- Bacterial Proliferation: Once bacteria enter the pulp chamber, they can multiply rapidly, leading to infection and inflammation. As the infection progresses, it can cause intense pain, swelling, and pressure inside the tooth.
- Pressure Buildup: The infection and inflammation inside the tooth can cause pressure to build up. However, the tooth is enclosed within the hard enamel and dentin layers, which do not allow the pressure to escape easily.
- Fistula Formation: To relieve this pressure, the body’s natural defense mechanisms may create a pathway for the infection to escape. This often results in the formation of a fistula or gum boil. A fistula is a small tunnel-like tract that connects the infected area inside the tooth to the outside of the gum tissue. It acts as a drainage route for pus and infected material to escape from the tooth.
- Periapical Infection: As the infection progresses, it can extend beyond the tooth’s root tip (apex) and into the surrounding bone. This is known as a periapical infection. The periapical region is the area of bone surrounding the tooth’s root.
- Symptoms: The presence of a fistula or periapical infection may be accompanied by symptoms such as swelling, redness, tenderness or pain in the gum tissue, and the drainage of pus through the fistula. Patients often experience pain and discomfort that may radiate to other parts of the face.
- Dental Treatment: To address a tooth infection, a dentist or endodontist (a specialist in root canal treatments) typically performs a root canal procedure. During a root canal, the infected pulp tissue is removed from the tooth, the root canals are cleaned and disinfected, and the tooth is sealed. This helps eliminate the source of infection and pain.
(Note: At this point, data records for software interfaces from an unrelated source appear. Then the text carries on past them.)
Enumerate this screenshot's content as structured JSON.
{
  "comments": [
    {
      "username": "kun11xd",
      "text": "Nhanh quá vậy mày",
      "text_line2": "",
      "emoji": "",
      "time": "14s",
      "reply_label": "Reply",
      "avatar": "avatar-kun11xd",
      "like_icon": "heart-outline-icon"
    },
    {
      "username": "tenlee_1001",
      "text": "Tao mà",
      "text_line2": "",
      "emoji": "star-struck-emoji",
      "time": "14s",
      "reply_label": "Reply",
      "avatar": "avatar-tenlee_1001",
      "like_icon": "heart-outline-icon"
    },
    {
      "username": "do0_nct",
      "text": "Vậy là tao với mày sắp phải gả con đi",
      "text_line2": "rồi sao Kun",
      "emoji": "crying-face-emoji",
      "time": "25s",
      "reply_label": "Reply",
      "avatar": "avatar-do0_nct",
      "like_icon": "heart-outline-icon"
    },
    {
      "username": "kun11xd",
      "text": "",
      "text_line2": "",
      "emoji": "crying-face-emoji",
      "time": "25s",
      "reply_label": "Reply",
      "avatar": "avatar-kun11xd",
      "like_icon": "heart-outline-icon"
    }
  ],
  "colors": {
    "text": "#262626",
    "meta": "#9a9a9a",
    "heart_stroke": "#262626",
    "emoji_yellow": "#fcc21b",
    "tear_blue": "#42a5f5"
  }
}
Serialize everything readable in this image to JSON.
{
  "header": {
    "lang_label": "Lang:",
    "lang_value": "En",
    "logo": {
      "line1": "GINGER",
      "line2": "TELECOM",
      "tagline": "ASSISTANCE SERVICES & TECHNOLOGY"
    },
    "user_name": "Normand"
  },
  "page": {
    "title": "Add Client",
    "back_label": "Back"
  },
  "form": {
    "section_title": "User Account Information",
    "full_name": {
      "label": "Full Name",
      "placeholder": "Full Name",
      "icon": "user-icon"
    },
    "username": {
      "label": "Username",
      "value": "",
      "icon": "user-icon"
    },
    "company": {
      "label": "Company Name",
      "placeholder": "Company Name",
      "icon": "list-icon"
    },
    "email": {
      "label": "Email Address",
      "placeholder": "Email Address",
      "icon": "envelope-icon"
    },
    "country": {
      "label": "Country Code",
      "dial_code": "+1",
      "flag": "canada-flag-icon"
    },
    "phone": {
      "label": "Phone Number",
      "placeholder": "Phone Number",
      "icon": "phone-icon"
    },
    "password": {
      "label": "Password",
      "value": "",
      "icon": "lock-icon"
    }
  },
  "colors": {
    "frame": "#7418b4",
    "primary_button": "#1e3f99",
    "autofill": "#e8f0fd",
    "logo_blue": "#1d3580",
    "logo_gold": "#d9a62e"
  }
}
- Resolution: After a successful root canal treatment, the fistula and periapical infection will generally heal as the infection is eliminated, and the body’s natural healing processes take over. Antibiotics may be prescribed in some cases to control the infection.